When Jonathan Muhtar joined Captain D’s Seafood Kitchen as its new chief marketing officer in late November, he began reformulating the brand’s marketing plans in the wake of two big events: the selection of TM Advertising as its agency of record and the acquisition of 65-unit Grandy’s Country Cookin’.
Muhtar, who most recently was vice president of global marketing and innovation at Burger King, primarily is focused on refining the systems and processes for Captain D’s marketing and menu development. The chain’s positioning as a seafood specialist within the fast-casual segment not only attracted Muhtar to Captain D’s, but also should allow for growth in 2012, he said.
With 2012 shaping up to be another uncertain year for consumers, Muhtar told Nation’s Restaurant News that Captain D’s needs to ensure the rollout of more surefire menu items and promotions.
What are your expectations for 2012?
I’d say we’re hoping for the best and planning for the worst. There have been some encouraging signs in the past few months: Consumer confidence is on an uptick, and unemployment is down a bit. But some of the key concerns about the more general economy are still there. We continue to get shocks to the system, whether from Europe or the States, and to some extent that will continue. It’s hard to predict their impact, so we have to be prepared for more uncertainty.
What led to TM winning the Captain D’s account, and are you pursuing any marketing efficiencies with Grandy’s?
What put TM ahead of the competition was their strong strategic foundation. Their pitch included their own consumer research, and their initial thoughts on our positioning lined up with what I thought as well. They were the best fit for us, particularly in an environment where we’re not just looking to break through with new messaging, but also to define fertile ground for our brand to stand upon and follow through for years to come.
For now, Grandy’s is totally separate from Captain D’s [in terms of marketing], but over time there will be opportunities for efficiencies.
You’re coming from Burger King to a much smaller chain with a more narrowly focused menu.
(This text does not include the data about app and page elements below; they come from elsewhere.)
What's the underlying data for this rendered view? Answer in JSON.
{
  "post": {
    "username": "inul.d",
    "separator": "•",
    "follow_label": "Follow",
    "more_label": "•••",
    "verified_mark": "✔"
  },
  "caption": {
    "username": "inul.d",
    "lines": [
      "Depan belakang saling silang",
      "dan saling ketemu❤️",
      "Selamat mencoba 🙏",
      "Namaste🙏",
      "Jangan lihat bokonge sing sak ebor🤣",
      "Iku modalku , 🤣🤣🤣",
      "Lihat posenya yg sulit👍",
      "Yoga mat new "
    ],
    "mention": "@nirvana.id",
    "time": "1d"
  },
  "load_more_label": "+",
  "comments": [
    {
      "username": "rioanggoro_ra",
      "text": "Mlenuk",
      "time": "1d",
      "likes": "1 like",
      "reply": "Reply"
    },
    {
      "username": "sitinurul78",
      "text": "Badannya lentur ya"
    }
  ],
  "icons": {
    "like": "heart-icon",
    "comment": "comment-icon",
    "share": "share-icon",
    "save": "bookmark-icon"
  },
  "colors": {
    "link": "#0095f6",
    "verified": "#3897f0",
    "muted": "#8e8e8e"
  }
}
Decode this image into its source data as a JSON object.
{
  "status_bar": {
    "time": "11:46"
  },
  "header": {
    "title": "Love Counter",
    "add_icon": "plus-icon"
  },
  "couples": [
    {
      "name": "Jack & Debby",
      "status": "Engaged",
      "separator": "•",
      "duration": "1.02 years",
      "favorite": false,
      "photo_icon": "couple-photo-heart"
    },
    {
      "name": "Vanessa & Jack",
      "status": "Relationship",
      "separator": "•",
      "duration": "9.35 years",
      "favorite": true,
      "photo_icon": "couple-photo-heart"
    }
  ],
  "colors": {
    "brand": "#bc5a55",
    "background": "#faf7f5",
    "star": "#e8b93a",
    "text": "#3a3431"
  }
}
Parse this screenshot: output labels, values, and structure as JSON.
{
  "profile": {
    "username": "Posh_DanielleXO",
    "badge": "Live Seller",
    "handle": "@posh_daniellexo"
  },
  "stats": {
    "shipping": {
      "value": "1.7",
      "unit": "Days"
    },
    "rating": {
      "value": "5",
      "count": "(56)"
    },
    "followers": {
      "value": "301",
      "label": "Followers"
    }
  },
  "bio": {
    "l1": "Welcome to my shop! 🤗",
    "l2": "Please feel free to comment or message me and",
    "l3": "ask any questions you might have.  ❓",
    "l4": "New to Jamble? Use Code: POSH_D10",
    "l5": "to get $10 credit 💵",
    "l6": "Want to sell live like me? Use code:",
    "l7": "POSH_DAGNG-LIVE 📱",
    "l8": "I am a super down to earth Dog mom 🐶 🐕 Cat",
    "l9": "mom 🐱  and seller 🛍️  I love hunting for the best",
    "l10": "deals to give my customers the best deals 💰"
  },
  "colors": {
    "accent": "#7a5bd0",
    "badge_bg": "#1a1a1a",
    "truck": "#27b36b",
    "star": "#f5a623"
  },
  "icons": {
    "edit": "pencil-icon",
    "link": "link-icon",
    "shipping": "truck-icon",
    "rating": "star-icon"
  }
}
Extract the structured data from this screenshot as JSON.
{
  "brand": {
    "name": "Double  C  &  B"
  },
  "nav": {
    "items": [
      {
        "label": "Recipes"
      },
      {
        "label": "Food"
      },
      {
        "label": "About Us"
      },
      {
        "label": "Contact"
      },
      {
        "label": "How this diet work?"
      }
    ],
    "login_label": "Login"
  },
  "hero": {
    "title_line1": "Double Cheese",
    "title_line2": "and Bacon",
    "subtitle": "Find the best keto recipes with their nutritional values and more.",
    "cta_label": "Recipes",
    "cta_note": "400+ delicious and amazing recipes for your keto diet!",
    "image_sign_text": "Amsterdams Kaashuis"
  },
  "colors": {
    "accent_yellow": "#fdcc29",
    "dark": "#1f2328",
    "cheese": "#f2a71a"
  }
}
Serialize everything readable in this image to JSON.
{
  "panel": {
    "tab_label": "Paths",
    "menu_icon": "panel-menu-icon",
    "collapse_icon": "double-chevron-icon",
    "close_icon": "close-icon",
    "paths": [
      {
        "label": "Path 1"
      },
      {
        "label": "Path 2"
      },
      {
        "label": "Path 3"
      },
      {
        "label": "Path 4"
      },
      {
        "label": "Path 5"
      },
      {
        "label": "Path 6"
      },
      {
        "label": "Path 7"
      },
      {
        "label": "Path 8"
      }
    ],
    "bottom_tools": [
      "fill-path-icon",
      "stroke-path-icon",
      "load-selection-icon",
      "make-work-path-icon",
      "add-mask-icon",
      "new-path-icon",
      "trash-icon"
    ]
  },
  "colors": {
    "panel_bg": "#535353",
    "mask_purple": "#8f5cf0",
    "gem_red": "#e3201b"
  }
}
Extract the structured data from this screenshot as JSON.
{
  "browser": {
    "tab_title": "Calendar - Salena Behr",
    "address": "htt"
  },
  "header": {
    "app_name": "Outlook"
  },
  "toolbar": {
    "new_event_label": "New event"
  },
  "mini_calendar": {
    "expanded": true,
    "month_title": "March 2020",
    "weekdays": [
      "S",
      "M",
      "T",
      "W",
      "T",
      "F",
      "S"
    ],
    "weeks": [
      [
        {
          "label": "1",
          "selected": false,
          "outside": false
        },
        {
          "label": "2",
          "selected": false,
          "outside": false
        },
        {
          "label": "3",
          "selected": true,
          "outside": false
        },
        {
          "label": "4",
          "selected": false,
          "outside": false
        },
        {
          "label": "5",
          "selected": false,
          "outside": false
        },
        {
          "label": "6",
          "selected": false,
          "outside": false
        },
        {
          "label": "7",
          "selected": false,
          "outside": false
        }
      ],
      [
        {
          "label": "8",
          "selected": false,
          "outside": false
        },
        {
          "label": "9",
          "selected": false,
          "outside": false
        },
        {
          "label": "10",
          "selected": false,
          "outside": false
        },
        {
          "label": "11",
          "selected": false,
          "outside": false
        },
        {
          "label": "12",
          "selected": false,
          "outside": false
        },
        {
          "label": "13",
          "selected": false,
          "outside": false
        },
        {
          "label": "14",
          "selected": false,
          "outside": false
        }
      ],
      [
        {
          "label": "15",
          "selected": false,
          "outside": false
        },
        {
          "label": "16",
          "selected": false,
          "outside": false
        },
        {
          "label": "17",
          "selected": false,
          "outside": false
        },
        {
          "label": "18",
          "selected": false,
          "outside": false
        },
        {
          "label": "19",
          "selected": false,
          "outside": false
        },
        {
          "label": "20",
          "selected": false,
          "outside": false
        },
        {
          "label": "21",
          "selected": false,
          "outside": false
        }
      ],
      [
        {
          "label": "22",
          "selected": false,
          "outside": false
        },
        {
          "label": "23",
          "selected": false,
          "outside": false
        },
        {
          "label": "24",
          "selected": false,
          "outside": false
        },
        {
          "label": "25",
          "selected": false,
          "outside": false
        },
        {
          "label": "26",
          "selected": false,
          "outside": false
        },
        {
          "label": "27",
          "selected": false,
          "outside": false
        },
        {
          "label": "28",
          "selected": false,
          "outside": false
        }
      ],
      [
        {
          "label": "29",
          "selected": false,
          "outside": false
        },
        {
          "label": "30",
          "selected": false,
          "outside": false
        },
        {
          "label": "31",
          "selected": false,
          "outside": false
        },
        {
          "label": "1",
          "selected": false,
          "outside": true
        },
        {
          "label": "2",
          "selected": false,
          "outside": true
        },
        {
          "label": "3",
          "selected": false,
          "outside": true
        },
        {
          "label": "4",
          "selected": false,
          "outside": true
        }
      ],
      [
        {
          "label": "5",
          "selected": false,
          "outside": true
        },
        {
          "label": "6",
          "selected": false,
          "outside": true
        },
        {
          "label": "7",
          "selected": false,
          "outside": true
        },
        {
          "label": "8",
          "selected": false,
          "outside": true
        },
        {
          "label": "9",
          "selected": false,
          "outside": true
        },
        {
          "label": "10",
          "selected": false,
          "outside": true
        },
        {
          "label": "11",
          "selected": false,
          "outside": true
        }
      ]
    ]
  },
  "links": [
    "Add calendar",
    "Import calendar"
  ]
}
How does your experience inform what you want to do with Captain D’s?
The two brands are very different in terms of product offering and brand positioning. However, my experiences with Burger King, Smoothie King and consulting have given me a foundation for what it takes to successfully market a restaurant. I came here and saw that we were lacking a few things, like really strong processes behind our strategic planning, positioning, consumer insights and new product development. There had been some successes in new product introductions and marketing promotions, but there had also been a lot of misses, largely due to a lack of strategic planning and the process by which you test and vet ideas to pull out the winners.
Captain D’s “Four for $4.99” meals are an aggressive value offering. Is the name of the game in 2012 value-driven traffic, or is the brand also considering some average-check-building items and promotions?
It’s the balance between the two that causes us to have long-term success. We’ll need a strong value proposition, but I’ve always believed that value doesn’t come at just one price point. We need that attractive lower-priced offering as part of the annual marketing calendar, but we have a great opportunity to offer incredible values with more premium products.
Our brand strengths come out to be our cooked-to-order meals, perceptions as a sit-down place and expertise in seafood. With those brand attributes, offering an attractive price point makes it all the more appealing when we’re already a trusted source.
What are your plans for social media in the near future?
As I look at our social initiatives now, we’re doing the very basics. We have a presence on Facebook and have grown our “likes” by 300 percent over the past year. But it’s still at a relatively low number for our industry. There’s still a lot of upside for digital media. People are spending more time online through mobile and traditional computers, and we’re under-tapped there in terms of our marketing spend. It’s a key initiative for my team to unlock this potential and go about it in the right way.